Please set down the listing exactly, from the first line to the last.

╔══

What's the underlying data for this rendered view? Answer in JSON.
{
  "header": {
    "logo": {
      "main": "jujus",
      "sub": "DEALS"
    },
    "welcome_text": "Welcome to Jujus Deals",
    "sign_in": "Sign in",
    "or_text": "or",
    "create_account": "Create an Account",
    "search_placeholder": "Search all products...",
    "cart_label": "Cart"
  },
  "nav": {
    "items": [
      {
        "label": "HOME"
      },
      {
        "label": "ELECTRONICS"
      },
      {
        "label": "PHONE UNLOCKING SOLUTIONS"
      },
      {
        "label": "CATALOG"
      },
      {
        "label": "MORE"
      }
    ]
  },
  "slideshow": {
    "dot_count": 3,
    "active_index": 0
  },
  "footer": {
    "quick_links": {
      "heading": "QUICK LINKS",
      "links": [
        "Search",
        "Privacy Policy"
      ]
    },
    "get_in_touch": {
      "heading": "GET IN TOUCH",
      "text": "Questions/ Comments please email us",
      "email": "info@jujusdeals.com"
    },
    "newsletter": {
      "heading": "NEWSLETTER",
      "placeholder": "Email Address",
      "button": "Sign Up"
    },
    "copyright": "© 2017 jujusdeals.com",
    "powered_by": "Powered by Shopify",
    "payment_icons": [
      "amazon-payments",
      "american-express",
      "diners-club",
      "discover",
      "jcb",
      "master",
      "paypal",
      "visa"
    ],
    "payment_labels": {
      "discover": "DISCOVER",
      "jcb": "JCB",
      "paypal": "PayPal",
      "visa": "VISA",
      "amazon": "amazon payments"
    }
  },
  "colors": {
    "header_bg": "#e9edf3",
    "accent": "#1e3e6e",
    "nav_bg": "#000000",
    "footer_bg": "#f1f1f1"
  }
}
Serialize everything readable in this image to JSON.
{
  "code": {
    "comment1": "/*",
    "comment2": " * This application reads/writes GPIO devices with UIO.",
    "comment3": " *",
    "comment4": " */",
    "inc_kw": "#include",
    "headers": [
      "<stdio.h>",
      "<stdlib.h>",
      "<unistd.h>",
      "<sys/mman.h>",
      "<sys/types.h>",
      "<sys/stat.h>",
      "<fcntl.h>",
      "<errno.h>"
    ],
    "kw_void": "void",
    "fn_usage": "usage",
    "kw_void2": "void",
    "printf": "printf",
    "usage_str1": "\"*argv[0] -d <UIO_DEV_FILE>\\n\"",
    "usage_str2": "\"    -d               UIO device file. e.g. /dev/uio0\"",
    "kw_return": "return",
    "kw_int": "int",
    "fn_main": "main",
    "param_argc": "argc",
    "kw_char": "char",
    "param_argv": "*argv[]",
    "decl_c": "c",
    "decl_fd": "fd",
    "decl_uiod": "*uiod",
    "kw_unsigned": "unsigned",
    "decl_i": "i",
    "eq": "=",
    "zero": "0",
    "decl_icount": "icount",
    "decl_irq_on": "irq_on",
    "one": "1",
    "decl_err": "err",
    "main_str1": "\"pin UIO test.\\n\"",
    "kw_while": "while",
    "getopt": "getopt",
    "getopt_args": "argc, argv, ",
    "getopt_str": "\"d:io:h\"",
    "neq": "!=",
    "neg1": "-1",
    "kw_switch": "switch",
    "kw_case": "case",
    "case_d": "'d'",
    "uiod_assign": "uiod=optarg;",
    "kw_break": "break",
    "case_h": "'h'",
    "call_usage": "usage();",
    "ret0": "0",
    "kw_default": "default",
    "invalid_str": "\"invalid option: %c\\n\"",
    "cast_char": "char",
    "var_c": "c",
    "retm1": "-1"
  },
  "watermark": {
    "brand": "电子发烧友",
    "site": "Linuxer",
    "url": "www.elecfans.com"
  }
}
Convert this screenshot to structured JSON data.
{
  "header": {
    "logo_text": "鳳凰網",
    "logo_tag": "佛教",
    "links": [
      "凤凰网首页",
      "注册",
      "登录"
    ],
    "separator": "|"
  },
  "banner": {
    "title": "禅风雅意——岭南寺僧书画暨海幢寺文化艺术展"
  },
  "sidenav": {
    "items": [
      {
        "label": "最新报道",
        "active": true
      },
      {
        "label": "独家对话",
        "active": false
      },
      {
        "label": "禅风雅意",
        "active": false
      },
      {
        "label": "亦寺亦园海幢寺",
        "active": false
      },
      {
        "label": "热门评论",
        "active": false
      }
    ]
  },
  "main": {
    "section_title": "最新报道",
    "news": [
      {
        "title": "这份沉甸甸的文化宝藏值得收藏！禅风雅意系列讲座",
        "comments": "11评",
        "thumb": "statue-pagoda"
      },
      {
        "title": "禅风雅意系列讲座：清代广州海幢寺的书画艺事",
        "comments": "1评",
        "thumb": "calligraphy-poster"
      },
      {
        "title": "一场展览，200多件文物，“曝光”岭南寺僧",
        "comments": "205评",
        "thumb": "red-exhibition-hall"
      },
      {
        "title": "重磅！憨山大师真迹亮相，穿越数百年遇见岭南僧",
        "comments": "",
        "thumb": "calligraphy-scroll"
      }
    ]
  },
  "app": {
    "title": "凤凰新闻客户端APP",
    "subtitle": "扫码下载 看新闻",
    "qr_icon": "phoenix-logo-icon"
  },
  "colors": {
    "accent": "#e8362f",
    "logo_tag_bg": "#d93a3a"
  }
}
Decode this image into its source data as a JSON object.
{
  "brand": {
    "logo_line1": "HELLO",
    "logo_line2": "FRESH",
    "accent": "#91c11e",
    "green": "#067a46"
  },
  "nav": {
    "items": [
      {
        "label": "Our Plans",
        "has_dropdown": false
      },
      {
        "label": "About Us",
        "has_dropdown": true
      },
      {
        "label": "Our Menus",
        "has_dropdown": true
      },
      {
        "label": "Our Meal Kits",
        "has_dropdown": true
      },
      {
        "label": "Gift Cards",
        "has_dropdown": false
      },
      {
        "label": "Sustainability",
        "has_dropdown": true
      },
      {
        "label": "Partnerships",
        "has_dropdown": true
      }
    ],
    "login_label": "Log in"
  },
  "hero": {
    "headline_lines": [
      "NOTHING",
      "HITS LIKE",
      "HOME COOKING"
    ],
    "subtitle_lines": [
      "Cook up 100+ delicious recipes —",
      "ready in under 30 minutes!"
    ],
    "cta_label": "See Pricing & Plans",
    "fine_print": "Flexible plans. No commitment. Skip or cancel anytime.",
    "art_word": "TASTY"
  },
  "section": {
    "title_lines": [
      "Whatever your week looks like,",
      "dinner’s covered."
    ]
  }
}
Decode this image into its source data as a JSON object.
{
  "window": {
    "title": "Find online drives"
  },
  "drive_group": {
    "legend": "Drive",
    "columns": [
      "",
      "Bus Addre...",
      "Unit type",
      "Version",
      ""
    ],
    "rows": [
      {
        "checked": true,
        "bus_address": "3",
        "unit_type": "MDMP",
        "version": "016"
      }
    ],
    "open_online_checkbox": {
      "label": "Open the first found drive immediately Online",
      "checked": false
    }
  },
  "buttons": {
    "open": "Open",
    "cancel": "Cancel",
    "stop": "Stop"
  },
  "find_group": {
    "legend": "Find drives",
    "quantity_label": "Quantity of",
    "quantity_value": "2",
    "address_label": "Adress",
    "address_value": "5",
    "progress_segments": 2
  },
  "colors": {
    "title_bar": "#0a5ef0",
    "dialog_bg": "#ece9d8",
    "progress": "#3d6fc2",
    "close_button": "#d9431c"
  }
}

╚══

**SOLUTION FOR THIS EXERCISE:**
What's the underlying data for this rendered view? Answer in JSON.
{
  "header": {
    "logo": {
      "main": "jujus",
      "sub": "DEALS"
    },
    "welcome_text": "Welcome to Jujus Deals",
    "sign_in": "Sign in",
    "or_text": "or",
    "create_account": "Create an Account",
    "search_placeholder": "Search all products...",
    "cart_label": "Cart"
  },
  "nav": {
    "items": [
      {
        "label": "HOME"
      },
      {
        "label": "ELECTRONICS"
      },
      {
        "label": "PHONE UNLOCKING SOLUTIONS"
      },
      {
        "label": "CATALOG"
      },
      {
        "label": "MORE"
      }
    ]
  },
  "slideshow": {
    "dot_count": 3,
    "active_index": 0
  },
  "footer": {
    "quick_links": {
      "heading": "QUICK LINKS",
      "links": [
        "Search",
        "Privacy Policy"
      ]
    },
    "get_in_touch": {
      "heading": "GET IN TOUCH",
      "text": "Questions/ Comments please email us",
      "email": "info@jujusdeals.com"
    },
    "newsletter": {
      "heading": "NEWSLETTER",
      "placeholder": "Email Address",
      "button": "Sign Up"
    },
    "copyright": "© 2017 jujusdeals.com",
    "powered_by": "Powered by Shopify",
    "payment_icons": [
      "amazon-payments",
      "american-express",
      "diners-club",
      "discover",
      "jcb",
      "master",
      "paypal",
      "visa"
    ],
    "payment_labels": {
      "discover": "DISCOVER",
      "jcb": "JCB",
      "paypal": "PayPal",
      "visa": "VISA",
      "amazon": "amazon payments"
    }
  },
  "colors": {
    "header_bg": "#e9edf3",
    "accent": "#1e3e6e",
    "nav_bg": "#000000",
    "footer_bg": "#f1f1f1"
  }
}
Serialize everything readable in this image to JSON.
{
  "code": {
    "comment1": "/*",
    "comment2": " * This application reads/writes GPIO devices with UIO.",
    "comment3": " *",
    "comment4": " */",
    "inc_kw": "#include",
    "headers": [
      "<stdio.h>",
      "<stdlib.h>",
      "<unistd.h>",
      "<sys/mman.h>",
      "<sys/types.h>",
      "<sys/stat.h>",
      "<fcntl.h>",
      "<errno.h>"
    ],
    "kw_void": "void",
    "fn_usage": "usage",
    "kw_void2": "void",
    "printf": "printf",
    "usage_str1": "\"*argv[0] -d <UIO_DEV_FILE>\\n\"",
    "usage_str2": "\"    -d               UIO device file. e.g. /dev/uio0\"",
    "kw_return": "return",
    "kw_int": "int",
    "fn_main": "main",
    "param_argc": "argc",
    "kw_char": "char",
    "param_argv": "*argv[]",
    "decl_c": "c",
    "decl_fd": "fd",
    "decl_uiod": "*uiod",
    "kw_unsigned": "unsigned",
    "decl_i": "i",
    "eq": "=",
    "zero": "0",
    "decl_icount": "icount",
    "decl_irq_on": "irq_on",
    "one": "1",
    "decl_err": "err",
    "main_str1": "\"pin UIO test.\\n\"",
    "kw_while": "while",
    "getopt": "getopt",
    "getopt_args": "argc, argv, ",
    "getopt_str": "\"d:io:h\"",
    "neq": "!=",
    "neg1": "-1",
    "kw_switch": "switch",
    "kw_case": "case",
    "case_d": "'d'",
    "uiod_assign": "uiod=optarg;",
    "kw_break": "break",
    "case_h": "'h'",
    "call_usage": "usage();",
    "ret0": "0",
    "kw_default": "default",
    "invalid_str": "\"invalid option: %c\\n\"",
    "cast_char": "char",
    "var_c": "c",
    "retm1": "-1"
  },
  "watermark": {
    "brand": "电子发烧友",
    "site": "Linuxer",
    "url": "www.elecfans.com"
  }
}
Convert this screenshot to structured JSON data.
{
  "header": {
    "logo_text": "鳳凰網",
    "logo_tag": "佛教",
    "links": [
      "凤凰网首页",
      "注册",
      "登录"
    ],
    "separator": "|"
  },
  "banner": {
    "title": "禅风雅意——岭南寺僧书画暨海幢寺文化艺术展"
  },
  "sidenav": {
    "items": [
      {
        "label": "最新报道",
        "active": true
      },
      {
        "label": "独家对话",
        "active": false
      },
      {
        "label": "禅风雅意",
        "active": false
      },
      {
        "label": "亦寺亦园海幢寺",
        "active": false
      },
      {
        "label": "热门评论",
        "active": false
      }
    ]
  },
  "main": {
    "section_title": "最新报道",
    "news": [
      {
        "title": "这份沉甸甸的文化宝藏值得收藏！禅风雅意系列讲座",
        "comments": "11评",
        "thumb": "statue-pagoda"
      },
      {
        "title": "禅风雅意系列讲座：清代广州海幢寺的书画艺事",
        "comments": "1评",
        "thumb": "calligraphy-poster"
      },
      {
        "title": "一场展览，200多件文物，“曝光”岭南寺僧",
        "comments": "205评",
        "thumb": "red-exhibition-hall"
      },
      {
        "title": "重磅！憨山大师真迹亮相，穿越数百年遇见岭南僧",
        "comments": "",
        "thumb": "calligraphy-scroll"
      }
    ]
  },
  "app": {
    "title": "凤凰新闻客户端APP",
    "subtitle": "扫码下载 看新闻",
    "qr_icon": "phoenix-logo-icon"
  },
  "colors": {
    "accent": "#e8362f",
    "logo_tag_bg": "#d93a3a"
  }
}
Decode this image into its source data as a JSON object.
{
  "brand": {
    "logo_line1": "HELLO",
    "logo_line2": "FRESH",
    "accent": "#91c11e",
    "green": "#067a46"
  },
  "nav": {
    "items": [
      {
        "label": "Our Plans",
        "has_dropdown": false
      },
      {
        "label": "About Us",
        "has_dropdown": true
      },
      {
        "label": "Our Menus",
        "has_dropdown": true
      },
      {
        "label": "Our Meal Kits",
        "has_dropdown": true
      },
      {
        "label": "Gift Cards",
        "has_dropdown": false
      },
      {
        "label": "Sustainability",
        "has_dropdown": true
      },
      {
        "label": "Partnerships",
        "has_dropdown": true
      }
    ],
    "login_label": "Log in"
  },
  "hero": {
    "headline_lines": [
      "NOTHING",
      "HITS LIKE",
      "HOME COOKING"
    ],
    "subtitle_lines": [
      "Cook up 100+ delicious recipes —",
      "ready in under 30 minutes!"
    ],
    "cta_label": "See Pricing & Plans",
    "fine_print": "Flexible plans. No commitment. Skip or cancel anytime.",
    "art_word": "TASTY"
  },
  "section": {
    "title_lines": [
      "Whatever your week looks like,",
      "dinner’s covered."
    ]
  }
}
Decode this image into its source data as a JSON object.
{
  "window": {
    "title": "Find online drives"
  },
  "drive_group": {
    "legend": "Drive",
    "columns": [
      "",
      "Bus Addre...",
      "Unit type",
      "Version",
      ""
    ],
    "rows": [
      {
        "checked": true,
        "bus_address": "3",
        "unit_type": "MDMP",
        "version": "016"
      }
    ],
    "open_online_checkbox": {
      "label": "Open the first found drive immediately Online",
      "checked": false
    }
  },
  "buttons": {
    "open": "Open",
    "cancel": "Cancel",
    "stop": "Stop"
  },
  "find_group": {
    "legend": "Find drives",
    "quantity_label": "Quantity of",
    "quantity_value": "2",
    "address_label": "Adress",
    "address_value": "5",
    "progress_segments": 2
  },
  "colors": {
    "title_bar": "#0a5ef0",
    "dialog_bg": "#ece9d8",
    "progress": "#3d6fc2",
    "close_button": "#d9431c"
  }
}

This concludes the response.